A regular fitness regime is a challenge worth taking for your long-term physical and mental well-being. Feeling vibrant and strong doesn't have to be just for the young. You've got this!

Marika Lindholm, Ph.D. author page.
Marika Lindholm, Ph.D.

Marika Lindholm, Ph.D., is the founder of ESME (Empowering Solo Moms Everywhere), a website that aims to redefine single motherhood by providing resources, inspiration, and a point of connection for the underserved community of Solo Moms.

Born in Stockholm, Sweden, Lindholm moved to New York City with her parents when she was a young child. Always fascinated by civil rights, women’s rights, and global issues, she realized when she took a sociology class that she could blend her passion with a profession. This awareness led Lindholm to take on graduate studies at SUNY, Stony Brook, where she received her master's and Ph.D. in Sociology. She spent the next 13 years at Northwestern University in Evanston, Illinois, teaching classes focused on issues of inequality, diversity, and gender.

During her time at Northwestern, Lindholm became a Solo Mom. Newly divorced with two young children, she was inspired to build a digital resource that could help women raising kids on their own. Spurred by this new challenge she used her skill set as a sociologist, researching, conducting focus groups, and talking to Solo Moms to gain insight into their lives. The results of her inquiry made clear that women parenting alone wanted and needed support, community, and resources, eventually leading to the creation of ESME.

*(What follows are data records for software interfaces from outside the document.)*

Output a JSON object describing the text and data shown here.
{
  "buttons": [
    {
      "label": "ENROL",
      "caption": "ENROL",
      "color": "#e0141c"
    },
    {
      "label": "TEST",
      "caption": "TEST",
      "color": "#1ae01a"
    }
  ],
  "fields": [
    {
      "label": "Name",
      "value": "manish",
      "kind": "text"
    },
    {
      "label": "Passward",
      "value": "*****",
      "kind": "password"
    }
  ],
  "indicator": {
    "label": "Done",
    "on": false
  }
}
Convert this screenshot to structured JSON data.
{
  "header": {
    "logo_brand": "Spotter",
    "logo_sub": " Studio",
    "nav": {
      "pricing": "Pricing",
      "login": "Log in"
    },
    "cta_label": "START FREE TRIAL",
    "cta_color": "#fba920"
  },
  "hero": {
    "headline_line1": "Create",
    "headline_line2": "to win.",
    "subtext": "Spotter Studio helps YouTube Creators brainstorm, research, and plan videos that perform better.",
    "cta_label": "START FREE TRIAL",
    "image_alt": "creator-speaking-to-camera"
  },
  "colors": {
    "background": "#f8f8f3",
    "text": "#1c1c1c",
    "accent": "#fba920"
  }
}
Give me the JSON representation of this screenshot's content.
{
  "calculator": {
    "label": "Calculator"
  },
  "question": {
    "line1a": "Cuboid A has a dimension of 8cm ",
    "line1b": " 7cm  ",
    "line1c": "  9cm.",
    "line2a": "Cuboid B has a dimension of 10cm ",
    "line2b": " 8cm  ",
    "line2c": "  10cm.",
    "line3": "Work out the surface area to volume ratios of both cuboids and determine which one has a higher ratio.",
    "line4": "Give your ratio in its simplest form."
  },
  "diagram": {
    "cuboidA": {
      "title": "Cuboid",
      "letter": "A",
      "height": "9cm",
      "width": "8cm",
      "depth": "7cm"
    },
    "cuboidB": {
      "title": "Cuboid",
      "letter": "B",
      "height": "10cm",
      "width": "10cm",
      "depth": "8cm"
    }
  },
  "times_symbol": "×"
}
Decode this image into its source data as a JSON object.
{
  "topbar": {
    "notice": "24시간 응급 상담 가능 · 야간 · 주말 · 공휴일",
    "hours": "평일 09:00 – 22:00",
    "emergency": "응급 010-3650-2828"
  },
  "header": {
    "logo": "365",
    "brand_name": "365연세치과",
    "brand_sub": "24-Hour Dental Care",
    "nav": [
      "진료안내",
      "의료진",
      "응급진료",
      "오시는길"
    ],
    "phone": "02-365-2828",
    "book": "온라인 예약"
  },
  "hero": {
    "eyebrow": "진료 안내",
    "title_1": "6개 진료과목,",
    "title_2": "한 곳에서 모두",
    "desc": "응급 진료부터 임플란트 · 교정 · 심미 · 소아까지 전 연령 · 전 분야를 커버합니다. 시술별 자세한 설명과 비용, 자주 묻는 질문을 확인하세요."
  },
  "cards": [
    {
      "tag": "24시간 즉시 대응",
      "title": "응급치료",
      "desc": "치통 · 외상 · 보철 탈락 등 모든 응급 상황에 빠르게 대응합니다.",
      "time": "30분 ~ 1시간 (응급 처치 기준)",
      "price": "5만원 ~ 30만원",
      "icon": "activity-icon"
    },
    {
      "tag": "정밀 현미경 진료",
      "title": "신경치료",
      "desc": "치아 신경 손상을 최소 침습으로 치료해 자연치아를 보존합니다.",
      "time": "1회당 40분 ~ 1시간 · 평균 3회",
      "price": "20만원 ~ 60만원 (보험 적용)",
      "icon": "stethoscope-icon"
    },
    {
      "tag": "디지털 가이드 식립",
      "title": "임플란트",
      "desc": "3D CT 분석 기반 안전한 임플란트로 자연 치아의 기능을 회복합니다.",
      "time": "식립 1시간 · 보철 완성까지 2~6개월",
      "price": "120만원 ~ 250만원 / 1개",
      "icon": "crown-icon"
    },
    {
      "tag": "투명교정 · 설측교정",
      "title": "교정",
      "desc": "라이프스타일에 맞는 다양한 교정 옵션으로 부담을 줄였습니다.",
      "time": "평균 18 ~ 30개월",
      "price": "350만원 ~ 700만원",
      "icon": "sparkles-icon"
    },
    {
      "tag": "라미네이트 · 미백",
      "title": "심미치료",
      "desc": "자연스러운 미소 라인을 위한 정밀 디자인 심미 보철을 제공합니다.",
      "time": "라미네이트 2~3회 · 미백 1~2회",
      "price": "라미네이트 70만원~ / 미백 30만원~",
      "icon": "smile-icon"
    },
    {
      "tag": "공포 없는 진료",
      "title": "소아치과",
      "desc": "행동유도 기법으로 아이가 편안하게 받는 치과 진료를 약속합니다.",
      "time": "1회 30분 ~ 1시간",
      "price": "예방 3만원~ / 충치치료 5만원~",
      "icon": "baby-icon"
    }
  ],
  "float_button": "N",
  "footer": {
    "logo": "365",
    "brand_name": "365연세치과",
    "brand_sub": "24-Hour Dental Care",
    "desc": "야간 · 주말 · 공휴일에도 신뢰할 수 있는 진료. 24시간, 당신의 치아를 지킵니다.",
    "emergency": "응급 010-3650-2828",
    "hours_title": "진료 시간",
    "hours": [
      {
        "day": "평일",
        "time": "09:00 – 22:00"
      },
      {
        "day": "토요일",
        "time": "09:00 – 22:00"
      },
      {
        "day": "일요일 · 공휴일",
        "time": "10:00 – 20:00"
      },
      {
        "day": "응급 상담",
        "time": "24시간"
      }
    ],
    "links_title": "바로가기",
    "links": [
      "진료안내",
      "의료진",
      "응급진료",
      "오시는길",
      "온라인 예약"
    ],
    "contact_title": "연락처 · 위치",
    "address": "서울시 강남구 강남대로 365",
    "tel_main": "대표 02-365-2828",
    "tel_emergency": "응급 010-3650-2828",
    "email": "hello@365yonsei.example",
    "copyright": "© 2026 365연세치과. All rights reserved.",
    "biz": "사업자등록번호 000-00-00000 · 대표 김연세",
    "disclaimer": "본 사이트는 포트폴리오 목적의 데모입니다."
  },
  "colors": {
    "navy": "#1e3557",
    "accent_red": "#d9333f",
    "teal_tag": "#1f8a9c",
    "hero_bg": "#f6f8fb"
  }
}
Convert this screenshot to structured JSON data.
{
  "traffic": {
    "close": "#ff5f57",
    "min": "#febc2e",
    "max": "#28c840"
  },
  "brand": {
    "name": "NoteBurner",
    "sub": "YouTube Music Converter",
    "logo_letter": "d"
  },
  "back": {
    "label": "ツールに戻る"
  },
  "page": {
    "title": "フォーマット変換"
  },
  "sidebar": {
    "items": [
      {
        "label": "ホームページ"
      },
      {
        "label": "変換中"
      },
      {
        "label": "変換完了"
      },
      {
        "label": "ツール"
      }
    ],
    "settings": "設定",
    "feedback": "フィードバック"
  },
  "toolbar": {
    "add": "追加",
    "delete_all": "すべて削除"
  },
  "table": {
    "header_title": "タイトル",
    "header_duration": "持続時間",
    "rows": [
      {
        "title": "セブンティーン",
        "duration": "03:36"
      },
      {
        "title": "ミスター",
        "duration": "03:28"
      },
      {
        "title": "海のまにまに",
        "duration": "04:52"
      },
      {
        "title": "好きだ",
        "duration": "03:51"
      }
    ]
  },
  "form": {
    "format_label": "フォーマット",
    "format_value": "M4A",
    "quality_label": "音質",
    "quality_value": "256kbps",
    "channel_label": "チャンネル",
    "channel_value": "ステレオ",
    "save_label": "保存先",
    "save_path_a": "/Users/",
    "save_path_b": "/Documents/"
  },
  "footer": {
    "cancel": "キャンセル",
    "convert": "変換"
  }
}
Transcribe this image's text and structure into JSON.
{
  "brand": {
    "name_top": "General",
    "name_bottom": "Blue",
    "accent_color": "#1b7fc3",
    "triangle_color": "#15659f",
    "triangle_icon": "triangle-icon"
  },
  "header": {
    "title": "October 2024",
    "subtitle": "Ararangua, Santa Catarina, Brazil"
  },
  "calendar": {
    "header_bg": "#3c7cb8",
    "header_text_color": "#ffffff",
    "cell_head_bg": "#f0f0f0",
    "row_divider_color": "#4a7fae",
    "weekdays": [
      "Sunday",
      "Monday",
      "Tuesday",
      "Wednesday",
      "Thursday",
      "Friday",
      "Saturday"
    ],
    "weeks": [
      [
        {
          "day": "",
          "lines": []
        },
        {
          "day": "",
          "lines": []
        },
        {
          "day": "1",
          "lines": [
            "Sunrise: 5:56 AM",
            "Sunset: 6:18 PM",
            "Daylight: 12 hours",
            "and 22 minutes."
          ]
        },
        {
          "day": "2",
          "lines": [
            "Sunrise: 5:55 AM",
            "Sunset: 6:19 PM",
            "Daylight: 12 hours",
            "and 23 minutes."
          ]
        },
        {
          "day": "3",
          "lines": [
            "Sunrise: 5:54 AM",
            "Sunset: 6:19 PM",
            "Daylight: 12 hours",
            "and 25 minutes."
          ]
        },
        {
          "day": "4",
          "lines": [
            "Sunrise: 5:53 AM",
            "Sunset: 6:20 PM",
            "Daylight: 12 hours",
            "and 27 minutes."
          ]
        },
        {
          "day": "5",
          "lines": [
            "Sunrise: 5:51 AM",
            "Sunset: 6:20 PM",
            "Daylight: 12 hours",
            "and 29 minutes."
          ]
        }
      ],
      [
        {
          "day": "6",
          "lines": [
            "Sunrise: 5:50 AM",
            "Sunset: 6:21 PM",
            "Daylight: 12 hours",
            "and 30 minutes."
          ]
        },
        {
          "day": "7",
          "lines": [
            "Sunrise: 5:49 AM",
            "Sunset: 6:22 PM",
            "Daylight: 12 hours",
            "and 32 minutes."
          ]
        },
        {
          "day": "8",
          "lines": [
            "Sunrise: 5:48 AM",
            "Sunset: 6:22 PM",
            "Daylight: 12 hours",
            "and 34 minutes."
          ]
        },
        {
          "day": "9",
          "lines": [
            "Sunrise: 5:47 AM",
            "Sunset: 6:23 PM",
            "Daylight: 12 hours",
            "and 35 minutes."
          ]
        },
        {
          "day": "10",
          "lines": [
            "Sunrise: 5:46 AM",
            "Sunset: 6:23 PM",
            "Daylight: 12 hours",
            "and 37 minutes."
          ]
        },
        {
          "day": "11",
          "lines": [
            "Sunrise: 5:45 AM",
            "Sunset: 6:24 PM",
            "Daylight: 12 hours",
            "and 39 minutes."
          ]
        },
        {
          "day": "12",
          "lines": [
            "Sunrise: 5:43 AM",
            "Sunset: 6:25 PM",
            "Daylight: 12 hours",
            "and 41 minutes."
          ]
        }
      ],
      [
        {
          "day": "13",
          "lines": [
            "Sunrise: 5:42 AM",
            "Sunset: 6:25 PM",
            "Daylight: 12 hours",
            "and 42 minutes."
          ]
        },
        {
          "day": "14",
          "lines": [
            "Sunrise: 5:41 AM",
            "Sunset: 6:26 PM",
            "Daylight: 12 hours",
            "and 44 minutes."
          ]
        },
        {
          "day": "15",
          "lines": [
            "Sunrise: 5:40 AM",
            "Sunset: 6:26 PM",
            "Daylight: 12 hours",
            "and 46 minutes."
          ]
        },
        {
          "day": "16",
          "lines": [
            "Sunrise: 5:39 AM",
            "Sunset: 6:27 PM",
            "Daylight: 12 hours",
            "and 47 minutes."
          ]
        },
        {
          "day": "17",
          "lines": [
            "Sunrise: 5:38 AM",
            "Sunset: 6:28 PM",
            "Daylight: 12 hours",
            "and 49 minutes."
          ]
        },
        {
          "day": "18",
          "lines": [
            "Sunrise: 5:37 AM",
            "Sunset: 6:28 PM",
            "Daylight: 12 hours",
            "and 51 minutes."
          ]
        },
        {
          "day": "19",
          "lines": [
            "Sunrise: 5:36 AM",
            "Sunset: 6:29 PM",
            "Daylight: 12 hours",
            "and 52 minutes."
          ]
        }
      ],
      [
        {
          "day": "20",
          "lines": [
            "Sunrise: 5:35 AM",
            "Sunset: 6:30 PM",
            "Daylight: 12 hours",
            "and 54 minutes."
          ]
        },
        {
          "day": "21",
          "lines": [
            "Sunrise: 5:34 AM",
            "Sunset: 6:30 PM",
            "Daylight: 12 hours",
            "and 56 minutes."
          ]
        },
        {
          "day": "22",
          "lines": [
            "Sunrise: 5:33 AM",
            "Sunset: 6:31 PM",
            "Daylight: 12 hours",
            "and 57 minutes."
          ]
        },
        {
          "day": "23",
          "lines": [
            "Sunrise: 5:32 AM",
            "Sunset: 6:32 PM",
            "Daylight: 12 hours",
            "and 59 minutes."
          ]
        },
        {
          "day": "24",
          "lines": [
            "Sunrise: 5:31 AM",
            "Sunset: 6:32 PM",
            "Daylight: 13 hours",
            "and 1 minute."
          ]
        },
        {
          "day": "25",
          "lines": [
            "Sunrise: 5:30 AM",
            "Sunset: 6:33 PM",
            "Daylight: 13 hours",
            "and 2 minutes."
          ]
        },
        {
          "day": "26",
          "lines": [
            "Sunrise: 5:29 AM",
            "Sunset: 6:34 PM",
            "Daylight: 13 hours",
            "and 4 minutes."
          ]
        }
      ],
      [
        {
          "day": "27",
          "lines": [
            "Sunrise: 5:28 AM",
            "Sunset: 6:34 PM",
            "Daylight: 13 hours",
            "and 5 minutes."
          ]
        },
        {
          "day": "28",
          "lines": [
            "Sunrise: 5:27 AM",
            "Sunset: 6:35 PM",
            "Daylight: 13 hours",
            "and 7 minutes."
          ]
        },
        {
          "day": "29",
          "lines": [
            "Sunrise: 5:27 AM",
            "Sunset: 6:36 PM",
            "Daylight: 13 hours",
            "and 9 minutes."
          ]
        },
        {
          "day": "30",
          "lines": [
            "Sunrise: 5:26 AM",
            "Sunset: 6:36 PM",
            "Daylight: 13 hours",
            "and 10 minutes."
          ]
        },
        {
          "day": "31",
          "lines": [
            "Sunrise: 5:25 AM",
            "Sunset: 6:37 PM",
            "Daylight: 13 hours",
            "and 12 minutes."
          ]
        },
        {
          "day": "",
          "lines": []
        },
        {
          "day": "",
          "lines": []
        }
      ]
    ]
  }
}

Lindholm is now remarried and living in New York’s Hudson Valley. In addition to overseeing ESME, she runs an organic farm with grapes, apples, chickens and 350,000 bees and is the mother of a blended family of 5 children, including 2 daughters that she and her husband adopted internationally.